Over the Easter weekend in 2015, an audacious gang of criminals robbed a safe depository in London’s Hatton Garden, the centre of the UK’s diamond trade. Shortly before, electrical cables under nearby Kingsway had caught on fire, disrupting the emergency services in the area. Coincidence?
Alarms at Hatton Garden Safe Deposit Ltd went off, but the police ignored them. The burglars were caught on CCTV taking jewellery worth up to £20 million. They had used specialist equipment, taking days to tunnel through the walls of the vault.
Within a month nine suspects had been arrested and valuables seized from their homes. They were aged between forty-three and seventy-six, including a father and son. The question was, were they the same gang that had made a similar daring raid in Hatton Garden safe netting £1.5 million over the Christmas holiday in 2004. The culprits then were never caught.
In 1986, a similar heist had taken place in Los Angeles where a gang drilled a 100-foot tunnel from a storm drain into the vaults of the First Interstate Band in West Hollywood. It inspired the novel The Black Echo. Author Michael Connelly believes his book might have inspired the Hatton Garden heists, and has a grudging respect for the criminals.

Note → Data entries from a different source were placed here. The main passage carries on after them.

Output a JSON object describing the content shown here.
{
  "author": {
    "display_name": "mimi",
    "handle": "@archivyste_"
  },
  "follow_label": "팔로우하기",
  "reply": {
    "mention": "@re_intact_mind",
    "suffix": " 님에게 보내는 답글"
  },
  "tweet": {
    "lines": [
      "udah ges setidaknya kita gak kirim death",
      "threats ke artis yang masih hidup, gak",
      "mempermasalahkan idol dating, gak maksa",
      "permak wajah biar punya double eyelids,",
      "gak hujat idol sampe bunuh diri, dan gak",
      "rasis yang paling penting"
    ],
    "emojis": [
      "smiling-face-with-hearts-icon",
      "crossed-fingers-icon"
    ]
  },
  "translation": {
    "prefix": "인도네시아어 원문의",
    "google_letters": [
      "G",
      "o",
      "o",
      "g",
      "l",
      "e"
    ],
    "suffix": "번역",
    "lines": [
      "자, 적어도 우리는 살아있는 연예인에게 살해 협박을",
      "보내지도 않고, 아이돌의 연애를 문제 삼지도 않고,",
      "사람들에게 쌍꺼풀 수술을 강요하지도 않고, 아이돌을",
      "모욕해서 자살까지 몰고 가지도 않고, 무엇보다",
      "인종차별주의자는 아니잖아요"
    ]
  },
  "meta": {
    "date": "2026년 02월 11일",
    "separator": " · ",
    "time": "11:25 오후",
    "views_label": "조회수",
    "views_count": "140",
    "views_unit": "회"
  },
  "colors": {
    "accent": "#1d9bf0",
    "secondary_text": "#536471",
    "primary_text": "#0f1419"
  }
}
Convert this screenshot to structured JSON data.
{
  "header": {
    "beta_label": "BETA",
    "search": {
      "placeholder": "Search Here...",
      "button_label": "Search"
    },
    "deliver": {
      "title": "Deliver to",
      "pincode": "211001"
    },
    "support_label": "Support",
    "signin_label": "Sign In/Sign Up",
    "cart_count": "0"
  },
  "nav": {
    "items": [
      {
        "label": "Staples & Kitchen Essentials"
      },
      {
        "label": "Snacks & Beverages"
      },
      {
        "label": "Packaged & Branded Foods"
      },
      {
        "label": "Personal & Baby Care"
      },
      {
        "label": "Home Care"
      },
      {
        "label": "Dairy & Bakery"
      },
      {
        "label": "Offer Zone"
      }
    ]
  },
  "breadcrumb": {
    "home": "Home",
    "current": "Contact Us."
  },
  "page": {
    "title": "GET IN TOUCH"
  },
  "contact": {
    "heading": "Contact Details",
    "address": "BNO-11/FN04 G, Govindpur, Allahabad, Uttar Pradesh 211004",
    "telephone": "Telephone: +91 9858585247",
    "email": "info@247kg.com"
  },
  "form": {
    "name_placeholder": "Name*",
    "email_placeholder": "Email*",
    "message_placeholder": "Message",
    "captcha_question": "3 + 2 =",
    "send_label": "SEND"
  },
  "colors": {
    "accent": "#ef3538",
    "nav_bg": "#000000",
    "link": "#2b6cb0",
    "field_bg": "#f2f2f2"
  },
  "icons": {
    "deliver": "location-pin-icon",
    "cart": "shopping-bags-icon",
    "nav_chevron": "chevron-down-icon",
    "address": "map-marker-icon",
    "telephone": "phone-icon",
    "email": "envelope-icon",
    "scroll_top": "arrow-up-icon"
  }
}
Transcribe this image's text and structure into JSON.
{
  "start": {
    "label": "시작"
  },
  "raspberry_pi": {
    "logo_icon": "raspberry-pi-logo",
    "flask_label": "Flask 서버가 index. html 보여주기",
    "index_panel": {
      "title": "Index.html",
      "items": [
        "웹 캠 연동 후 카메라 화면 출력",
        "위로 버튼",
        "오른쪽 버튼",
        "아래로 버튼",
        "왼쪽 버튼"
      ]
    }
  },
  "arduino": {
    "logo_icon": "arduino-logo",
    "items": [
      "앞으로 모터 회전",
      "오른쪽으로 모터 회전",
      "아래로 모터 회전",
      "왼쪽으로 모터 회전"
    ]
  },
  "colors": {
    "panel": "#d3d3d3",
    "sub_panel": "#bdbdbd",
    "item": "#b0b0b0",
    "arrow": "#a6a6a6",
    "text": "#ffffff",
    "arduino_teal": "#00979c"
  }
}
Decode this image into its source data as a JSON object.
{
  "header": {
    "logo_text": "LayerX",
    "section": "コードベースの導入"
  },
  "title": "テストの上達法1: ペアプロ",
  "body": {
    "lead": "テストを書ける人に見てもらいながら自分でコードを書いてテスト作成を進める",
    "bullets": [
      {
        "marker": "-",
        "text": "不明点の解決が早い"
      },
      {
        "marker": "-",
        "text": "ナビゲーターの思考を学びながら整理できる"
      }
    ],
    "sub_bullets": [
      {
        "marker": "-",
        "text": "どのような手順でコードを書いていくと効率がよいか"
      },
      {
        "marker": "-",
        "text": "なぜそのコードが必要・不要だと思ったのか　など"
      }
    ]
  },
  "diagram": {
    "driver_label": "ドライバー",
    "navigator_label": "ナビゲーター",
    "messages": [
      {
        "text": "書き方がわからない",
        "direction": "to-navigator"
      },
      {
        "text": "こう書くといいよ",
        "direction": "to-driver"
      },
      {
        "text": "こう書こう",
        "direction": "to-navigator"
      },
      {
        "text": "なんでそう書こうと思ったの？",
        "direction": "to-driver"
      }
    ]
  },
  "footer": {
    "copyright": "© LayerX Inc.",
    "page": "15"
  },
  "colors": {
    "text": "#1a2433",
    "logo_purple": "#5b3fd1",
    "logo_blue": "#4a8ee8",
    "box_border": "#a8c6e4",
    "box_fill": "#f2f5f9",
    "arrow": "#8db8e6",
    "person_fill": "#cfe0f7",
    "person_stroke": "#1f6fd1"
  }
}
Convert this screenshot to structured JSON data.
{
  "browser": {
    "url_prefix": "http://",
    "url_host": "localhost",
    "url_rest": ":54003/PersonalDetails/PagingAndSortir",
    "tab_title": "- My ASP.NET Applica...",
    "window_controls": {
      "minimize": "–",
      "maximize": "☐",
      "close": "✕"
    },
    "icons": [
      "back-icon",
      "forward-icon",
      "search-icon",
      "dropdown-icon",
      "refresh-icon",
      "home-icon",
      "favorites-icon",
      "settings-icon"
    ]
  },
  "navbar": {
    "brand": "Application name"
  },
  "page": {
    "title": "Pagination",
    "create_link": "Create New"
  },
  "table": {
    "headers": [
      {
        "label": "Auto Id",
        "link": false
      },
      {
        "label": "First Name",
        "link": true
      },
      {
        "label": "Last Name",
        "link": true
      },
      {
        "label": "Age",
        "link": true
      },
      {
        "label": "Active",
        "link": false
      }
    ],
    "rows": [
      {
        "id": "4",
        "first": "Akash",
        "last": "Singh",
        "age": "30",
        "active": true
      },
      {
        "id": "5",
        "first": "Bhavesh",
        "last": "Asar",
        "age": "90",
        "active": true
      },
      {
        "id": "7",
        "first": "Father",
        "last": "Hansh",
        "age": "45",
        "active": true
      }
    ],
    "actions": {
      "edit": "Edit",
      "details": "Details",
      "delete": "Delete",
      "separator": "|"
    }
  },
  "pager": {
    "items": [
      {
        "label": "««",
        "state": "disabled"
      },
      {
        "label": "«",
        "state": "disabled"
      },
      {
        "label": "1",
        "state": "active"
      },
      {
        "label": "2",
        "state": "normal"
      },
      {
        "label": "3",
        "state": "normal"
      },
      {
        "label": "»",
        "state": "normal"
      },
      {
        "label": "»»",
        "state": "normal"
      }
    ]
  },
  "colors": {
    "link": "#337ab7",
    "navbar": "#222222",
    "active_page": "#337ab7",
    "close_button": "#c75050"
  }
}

“There is no violence and they sweated for the money. And there is a certain class envy,” he said. “We don’t feel too sorry for people who keep fortunes hidden away in safety deposit boxes. Part of us hopes the gang members are now lying on a beach somewhere.”
However, was the Hatton Garden heist so victimless? There have been suggestions that the safety deposit raid was linked to the murder of John ‘Goldfinger’ Palmer – a suspect in the 1983 Brink’s-Mat bullion robbery who was gunned down in Essex in July. The question remains: was Palmer killed for tipping off police about possible suspects?